What does it mean when the concept of duty of care meets the age of austerity? All Points Relocation Services Canada has seen the growth of the duty of care concept, but feels that it may clash with moves towards austerity and particularly with the advent of the lump sum.
The concept of duty of care for assignees on overseas assignments has actually been around for a long time (the oil industry is well steeped in duty of care culture); it really has only been more recently that it has grabbed greater attention. The safety and security of assignees is a growing concern for organisations, but there is far further to go.
What is duty of care?
Companies address employee safety, security and well-being in a number of ways, including establishing policies and protocols to ensure a safe workplace. This focus on employee safety is often referred to as duty of care.

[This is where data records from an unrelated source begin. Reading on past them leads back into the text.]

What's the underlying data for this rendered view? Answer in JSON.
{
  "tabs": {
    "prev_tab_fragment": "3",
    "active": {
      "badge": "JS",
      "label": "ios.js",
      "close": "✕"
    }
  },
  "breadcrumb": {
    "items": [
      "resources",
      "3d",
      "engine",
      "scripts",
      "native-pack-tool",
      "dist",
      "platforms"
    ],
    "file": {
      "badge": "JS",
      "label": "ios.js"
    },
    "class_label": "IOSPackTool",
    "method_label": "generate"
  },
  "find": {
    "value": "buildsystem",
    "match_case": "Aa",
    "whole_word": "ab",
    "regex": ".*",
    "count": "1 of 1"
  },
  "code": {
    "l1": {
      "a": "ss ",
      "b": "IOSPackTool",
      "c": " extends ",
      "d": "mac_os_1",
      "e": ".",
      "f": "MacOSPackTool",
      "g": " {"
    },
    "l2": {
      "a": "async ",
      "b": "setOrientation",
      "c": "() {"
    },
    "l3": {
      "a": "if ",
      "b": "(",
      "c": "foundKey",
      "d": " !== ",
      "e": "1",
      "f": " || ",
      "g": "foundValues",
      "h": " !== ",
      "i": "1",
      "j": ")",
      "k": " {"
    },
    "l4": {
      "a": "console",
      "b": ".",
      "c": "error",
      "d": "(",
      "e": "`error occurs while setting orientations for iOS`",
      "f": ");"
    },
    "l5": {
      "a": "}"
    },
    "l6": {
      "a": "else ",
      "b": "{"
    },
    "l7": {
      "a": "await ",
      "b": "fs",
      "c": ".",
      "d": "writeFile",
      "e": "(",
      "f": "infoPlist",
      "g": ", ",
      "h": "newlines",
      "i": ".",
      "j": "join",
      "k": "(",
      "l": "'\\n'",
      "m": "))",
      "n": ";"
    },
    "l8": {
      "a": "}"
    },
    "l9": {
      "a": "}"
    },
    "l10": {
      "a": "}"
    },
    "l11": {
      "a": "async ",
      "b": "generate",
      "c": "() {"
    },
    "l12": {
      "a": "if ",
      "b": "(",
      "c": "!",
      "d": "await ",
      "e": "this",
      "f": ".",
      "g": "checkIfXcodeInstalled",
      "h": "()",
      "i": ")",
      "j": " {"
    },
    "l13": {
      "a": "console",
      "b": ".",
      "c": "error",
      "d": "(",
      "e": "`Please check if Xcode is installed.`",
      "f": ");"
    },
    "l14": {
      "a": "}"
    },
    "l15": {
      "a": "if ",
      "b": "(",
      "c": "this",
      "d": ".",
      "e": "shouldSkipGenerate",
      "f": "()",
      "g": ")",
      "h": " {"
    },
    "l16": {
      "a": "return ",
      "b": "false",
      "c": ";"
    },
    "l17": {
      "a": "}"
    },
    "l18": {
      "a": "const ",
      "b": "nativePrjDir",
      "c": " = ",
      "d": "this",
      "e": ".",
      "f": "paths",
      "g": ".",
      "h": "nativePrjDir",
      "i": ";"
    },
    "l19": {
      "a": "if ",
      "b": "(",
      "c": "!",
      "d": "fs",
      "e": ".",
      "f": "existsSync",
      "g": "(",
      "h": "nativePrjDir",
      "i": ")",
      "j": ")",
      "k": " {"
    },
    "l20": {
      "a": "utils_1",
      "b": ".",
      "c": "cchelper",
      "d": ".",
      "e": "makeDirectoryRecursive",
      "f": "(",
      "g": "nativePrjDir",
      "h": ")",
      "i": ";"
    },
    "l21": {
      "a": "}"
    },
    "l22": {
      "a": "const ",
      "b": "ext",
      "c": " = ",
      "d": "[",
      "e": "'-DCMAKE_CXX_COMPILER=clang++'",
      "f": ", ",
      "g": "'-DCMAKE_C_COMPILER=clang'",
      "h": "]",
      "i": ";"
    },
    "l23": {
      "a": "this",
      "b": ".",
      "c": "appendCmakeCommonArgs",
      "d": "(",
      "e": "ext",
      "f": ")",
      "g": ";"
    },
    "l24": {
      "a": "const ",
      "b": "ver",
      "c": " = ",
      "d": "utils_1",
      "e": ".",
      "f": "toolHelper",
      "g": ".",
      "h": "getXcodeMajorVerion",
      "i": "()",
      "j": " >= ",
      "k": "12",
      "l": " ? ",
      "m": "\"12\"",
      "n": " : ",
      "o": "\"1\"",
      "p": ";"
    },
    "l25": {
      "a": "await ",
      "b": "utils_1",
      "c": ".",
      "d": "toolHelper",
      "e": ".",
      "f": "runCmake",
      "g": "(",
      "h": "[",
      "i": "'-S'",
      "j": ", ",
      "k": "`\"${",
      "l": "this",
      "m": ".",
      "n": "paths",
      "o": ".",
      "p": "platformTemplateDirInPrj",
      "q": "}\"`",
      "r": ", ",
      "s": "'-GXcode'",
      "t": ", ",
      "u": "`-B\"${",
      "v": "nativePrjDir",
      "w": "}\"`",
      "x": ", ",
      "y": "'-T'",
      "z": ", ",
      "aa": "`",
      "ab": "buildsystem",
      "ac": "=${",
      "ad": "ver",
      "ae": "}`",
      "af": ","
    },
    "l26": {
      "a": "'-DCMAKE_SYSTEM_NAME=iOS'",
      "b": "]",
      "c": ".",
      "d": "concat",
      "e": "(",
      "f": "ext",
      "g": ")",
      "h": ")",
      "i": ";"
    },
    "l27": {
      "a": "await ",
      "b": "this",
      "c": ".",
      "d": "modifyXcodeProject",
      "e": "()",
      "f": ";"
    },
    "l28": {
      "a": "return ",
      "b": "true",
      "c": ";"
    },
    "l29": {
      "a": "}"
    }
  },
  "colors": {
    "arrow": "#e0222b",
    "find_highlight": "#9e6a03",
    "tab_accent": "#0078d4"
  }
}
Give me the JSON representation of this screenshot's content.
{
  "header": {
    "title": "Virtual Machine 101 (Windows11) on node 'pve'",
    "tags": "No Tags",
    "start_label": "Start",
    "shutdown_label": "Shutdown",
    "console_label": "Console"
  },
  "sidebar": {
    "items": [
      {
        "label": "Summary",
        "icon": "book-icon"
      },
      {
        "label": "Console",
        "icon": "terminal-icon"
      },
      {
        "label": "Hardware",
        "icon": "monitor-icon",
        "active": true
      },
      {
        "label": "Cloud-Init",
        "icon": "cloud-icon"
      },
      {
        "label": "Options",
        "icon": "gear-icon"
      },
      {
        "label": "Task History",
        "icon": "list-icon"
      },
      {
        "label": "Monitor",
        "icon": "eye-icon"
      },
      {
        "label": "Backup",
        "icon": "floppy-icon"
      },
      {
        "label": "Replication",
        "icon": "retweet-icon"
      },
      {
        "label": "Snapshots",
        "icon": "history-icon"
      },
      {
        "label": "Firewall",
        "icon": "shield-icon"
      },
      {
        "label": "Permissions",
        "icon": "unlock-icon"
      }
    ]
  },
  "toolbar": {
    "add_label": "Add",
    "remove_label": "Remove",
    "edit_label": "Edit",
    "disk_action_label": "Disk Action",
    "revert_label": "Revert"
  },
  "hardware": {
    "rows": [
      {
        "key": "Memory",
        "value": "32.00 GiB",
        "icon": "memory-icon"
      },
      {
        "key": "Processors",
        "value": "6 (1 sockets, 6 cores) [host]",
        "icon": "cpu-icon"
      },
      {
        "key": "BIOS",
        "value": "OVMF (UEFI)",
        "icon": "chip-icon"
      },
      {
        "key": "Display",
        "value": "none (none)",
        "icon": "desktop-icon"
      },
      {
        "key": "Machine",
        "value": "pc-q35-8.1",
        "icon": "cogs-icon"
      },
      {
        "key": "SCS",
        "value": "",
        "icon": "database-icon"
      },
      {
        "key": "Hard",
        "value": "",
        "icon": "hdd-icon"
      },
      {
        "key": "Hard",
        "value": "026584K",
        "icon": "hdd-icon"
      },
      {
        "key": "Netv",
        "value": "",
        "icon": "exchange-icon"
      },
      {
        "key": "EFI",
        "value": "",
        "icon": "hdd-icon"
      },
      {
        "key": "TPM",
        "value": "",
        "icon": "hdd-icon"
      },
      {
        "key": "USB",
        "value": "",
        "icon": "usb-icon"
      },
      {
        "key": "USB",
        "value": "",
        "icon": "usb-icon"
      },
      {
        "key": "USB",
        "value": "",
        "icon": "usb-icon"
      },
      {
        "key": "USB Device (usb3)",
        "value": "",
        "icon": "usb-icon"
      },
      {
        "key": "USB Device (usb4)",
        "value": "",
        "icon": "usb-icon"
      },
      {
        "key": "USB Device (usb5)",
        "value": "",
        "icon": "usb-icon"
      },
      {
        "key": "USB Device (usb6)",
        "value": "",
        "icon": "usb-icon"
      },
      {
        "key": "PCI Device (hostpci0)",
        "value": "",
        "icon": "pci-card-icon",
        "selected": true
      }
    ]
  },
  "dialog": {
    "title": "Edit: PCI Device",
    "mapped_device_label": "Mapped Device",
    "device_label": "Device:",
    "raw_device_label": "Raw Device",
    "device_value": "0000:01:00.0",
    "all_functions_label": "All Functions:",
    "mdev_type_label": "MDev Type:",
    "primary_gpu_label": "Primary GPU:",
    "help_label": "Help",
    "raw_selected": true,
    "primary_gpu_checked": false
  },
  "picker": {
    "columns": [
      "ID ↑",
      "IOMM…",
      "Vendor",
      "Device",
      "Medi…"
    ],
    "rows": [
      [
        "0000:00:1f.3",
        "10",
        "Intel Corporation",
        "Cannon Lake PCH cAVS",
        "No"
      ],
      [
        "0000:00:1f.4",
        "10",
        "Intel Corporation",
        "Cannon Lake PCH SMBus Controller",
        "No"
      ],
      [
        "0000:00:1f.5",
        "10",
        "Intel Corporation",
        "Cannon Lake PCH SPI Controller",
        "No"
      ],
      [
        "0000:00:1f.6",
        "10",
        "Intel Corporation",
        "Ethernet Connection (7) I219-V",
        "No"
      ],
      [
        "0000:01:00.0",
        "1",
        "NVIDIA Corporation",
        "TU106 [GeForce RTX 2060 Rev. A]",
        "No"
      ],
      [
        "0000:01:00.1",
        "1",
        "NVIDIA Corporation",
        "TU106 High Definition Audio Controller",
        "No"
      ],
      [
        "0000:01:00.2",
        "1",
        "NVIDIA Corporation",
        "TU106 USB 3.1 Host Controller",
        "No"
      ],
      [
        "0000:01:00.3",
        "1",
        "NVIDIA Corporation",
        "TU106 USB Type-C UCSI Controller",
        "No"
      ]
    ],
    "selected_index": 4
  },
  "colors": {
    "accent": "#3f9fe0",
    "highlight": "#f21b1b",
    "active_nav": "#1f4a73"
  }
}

While many companies extend their safety policies beyond the physical workplace to include practices while on business travel (such as no texting while driving), duty of care as it relates to relocation can be forgotten. However, relocating employees and their families are more vulnerable during a relocation/assignment.
Sometimes it can take an accident, act of aggression or lawsuit before companies realise the implications for their assignees and their organisations.
Duty of care certainly stems from legal requirements but it is also connected to moral and ethical obligations. More and more companies realize that the health and safety of workers keep the business running and keeps costs down.
One aspect of duty of care is that all the responsibility is not solely upon the shoulders of the company. Assignees must be made aware of their responsibilities. Therefore companies may have education and training on safety and security included within assignment preparation.
Some duty of care principles
Communication is a clear element of duty of care, which includes clearly written policies and guidelines, security briefings and implemented alert systems. And communication cuts both ways: allowing the employee to communicate with someone if things are going well or if they are not going well.
Pre-planning and assessment of potential issues along with their consequences (i.e. having written policies in place) is another duty of care principle: knowing what can happen as a result of relocation and the assignment is crucial. Another of the principles is to know where the employee is in the midst of relocation, which can be critical in the event of emergency. One of the final aspects of duty of care is partnering appropriately to ensure the highest possibility of success (these things can’t be done alone). Accepting outside partners’ professional expertise and experience is a key to exercising duty of care. These professionals are often in touch with relocating employees at key stages of their relocation and can alert companies to potential concerns in advance.
Does duty of care mix with lump sums?
Much has been written about the changing face of mobility – lower levels of support and greater reliance upon self-service. This lower level of support does impact a company’s duty of care obligations by making them harder to implement. Part of duty of care is to protect employees from their own choices and negligence. All Points Relocation Services Canada has seen companies choose lump sum programs for a variety of reasons: cost constraint, cost predictability, greater employee independence, etc. However, one reason for lump sums is most certainly reduced administration. If taken too far this can run headlong into the concept of duty of care. Does a company have a responsibility to protect employees from bad vendors? For instance, a bad moving vendor could cost the employee all kinds of grief, time and money. Without a destination service, an employee may not switch over his driver’s license and be uninsured for a vehicular accident. She may not register locally where it is legally necessary. What about ensuring that the employee switches over to provincial health insurance or that they do their taxes correctly? The employee certainly has responsibilities in these realms, but does the company have responsibilities also in the era of duty of care? If employers have policies against texting and driving, is it a stretch to suggest that they should also protect employees from themselves who can be ignorant of these important tasks and choose not to spend their lump sum on them? While it may seem more mundane than the possible kidnapping in an overseas location, the logical extension of the concept of duty of care does carry into these realms. For instance, it is rare to find a company willing to risk the process of immigration to the point where the employee is not assisted by a professional. All Points Relocation Services Canada is seeing lump sum amounts used for both international and domestic relocation, but the duty of care obligation should remain – it is just a question as to how far it should stretch from protection from kidnapping to protection from a bad move experience. This is an open question, but one that deserves to be asked.
All Points Relocation Services Canada asks where does the conversation go from here?
Companies should review their lump sum practices alongside their duty of care policies and see if they are in conflict with one another and if lump sums limit or increase the company’s overall liability.
Where does the line between inconvenience and emergency lie? Is being stopped at the US-Canada border for 72 hours constitute an acceptable inconvenience? Is an avoidable tax liability an unacceptable inconvenience? Is a herniated disc because of lifting heavy furniture in the same league as other duty of care concerns being raised in international relocations? There are many such questions to ask, but in general companies should know that self-service lump sums move them further along the spectrum away from duty of care obligations that they have embraced elsewhere for different circumstances.